▶ **EXERCISE REQUIREMENTS**: Lines that include the string "name" are the ones to copy from the entries below.
━━━ EXTRACTED RECORDS ━━━
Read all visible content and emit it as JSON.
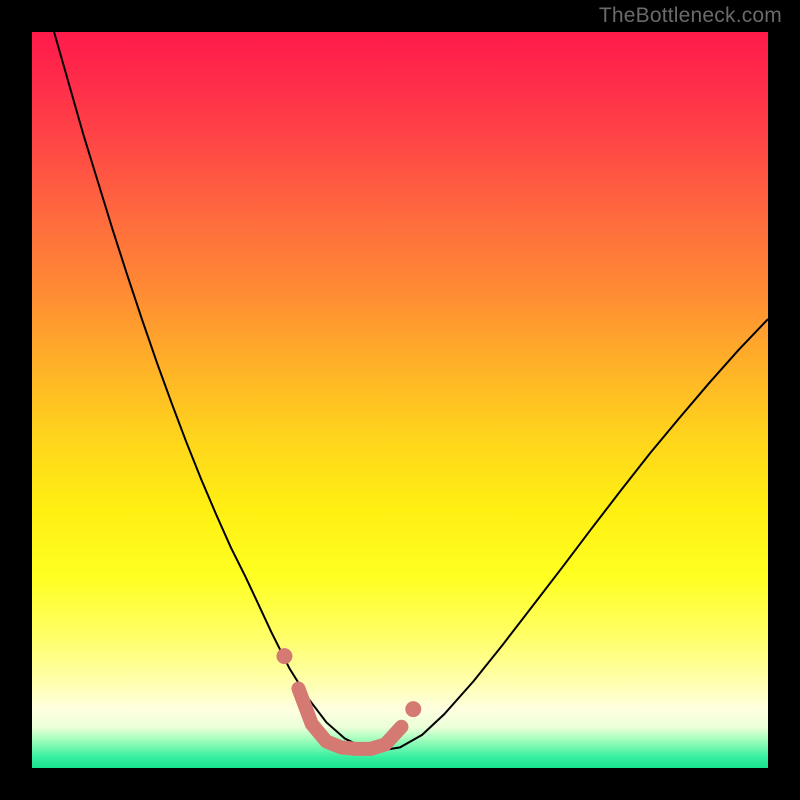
{
  "watermark": "TheBottleneck.com",
  "chart_data": {
    "type": "line",
    "title": "",
    "xlabel": "",
    "ylabel": "",
    "xlim": [
      0,
      100
    ],
    "ylim": [
      0,
      100
    ],
    "grid": false,
    "legend": false,
    "background": {
      "mode": "vertical-gradient",
      "stops": [
        {
          "offset": 0.0,
          "color": "#ff1a4c"
        },
        {
          "offset": 0.06,
          "color": "#ff2a4a"
        },
        {
          "offset": 0.15,
          "color": "#ff4646"
        },
        {
          "offset": 0.25,
          "color": "#ff6a3e"
        },
        {
          "offset": 0.35,
          "color": "#ff8a34"
        },
        {
          "offset": 0.45,
          "color": "#ffb028"
        },
        {
          "offset": 0.55,
          "color": "#ffd41c"
        },
        {
          "offset": 0.65,
          "color": "#fff012"
        },
        {
          "offset": 0.74,
          "color": "#ffff22"
        },
        {
          "offset": 0.82,
          "color": "#ffff66"
        },
        {
          "offset": 0.88,
          "color": "#ffffaa"
        },
        {
          "offset": 0.92,
          "color": "#ffffe0"
        },
        {
          "offset": 0.945,
          "color": "#eaffd8"
        },
        {
          "offset": 0.96,
          "color": "#a8ffbe"
        },
        {
          "offset": 0.985,
          "color": "#38efa0"
        },
        {
          "offset": 1.0,
          "color": "#16e290"
        }
      ]
    },
    "series": [
      {
        "name": "bottleneck-curve",
        "stroke": "#000000",
        "stroke_width": 2.0,
        "x": [
          3,
          5,
          7,
          9,
          11,
          13,
          15,
          17,
          19,
          21,
          23,
          25,
          27,
          29,
          30.5,
          32.5,
          35,
          37.5,
          40,
          42.5,
          45,
          47.5,
          50,
          53,
          56,
          60,
          64,
          68,
          72,
          76,
          80,
          84,
          88,
          92,
          96,
          100
        ],
        "y": [
          100,
          93,
          86,
          79.5,
          73,
          66.8,
          60.8,
          55,
          49.5,
          44.2,
          39.2,
          34.5,
          30,
          26,
          22.8,
          18.5,
          13.5,
          9.5,
          6.2,
          4.0,
          2.8,
          2.4,
          2.8,
          4.5,
          7.3,
          11.8,
          16.8,
          22.0,
          27.2,
          32.5,
          37.7,
          42.8,
          47.6,
          52.3,
          56.8,
          61.0
        ]
      },
      {
        "name": "flat-bottom-marker",
        "stroke": "#d57a73",
        "stroke_width": 14,
        "linecap": "round",
        "x": [
          36.2,
          38.0,
          40.0,
          42.0,
          44.0,
          46.0,
          48.0,
          50.2
        ],
        "y": [
          10.8,
          6.0,
          3.6,
          2.8,
          2.6,
          2.6,
          3.2,
          5.6
        ]
      }
    ],
    "markers": [
      {
        "name": "left-dot",
        "shape": "circle",
        "x": 34.3,
        "y": 15.2,
        "r": 8,
        "fill": "#d57a73"
      },
      {
        "name": "right-dot",
        "shape": "circle",
        "x": 51.8,
        "y": 8.0,
        "r": 8,
        "fill": "#d57a73"
      }
    ]
  }
}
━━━
▶ **WRITTEN RESPONSE**:
        "name": "bottleneck-curve",
        "name": "flat-bottom-marker",
        "name": "left-dot",
        "name": "right-dot",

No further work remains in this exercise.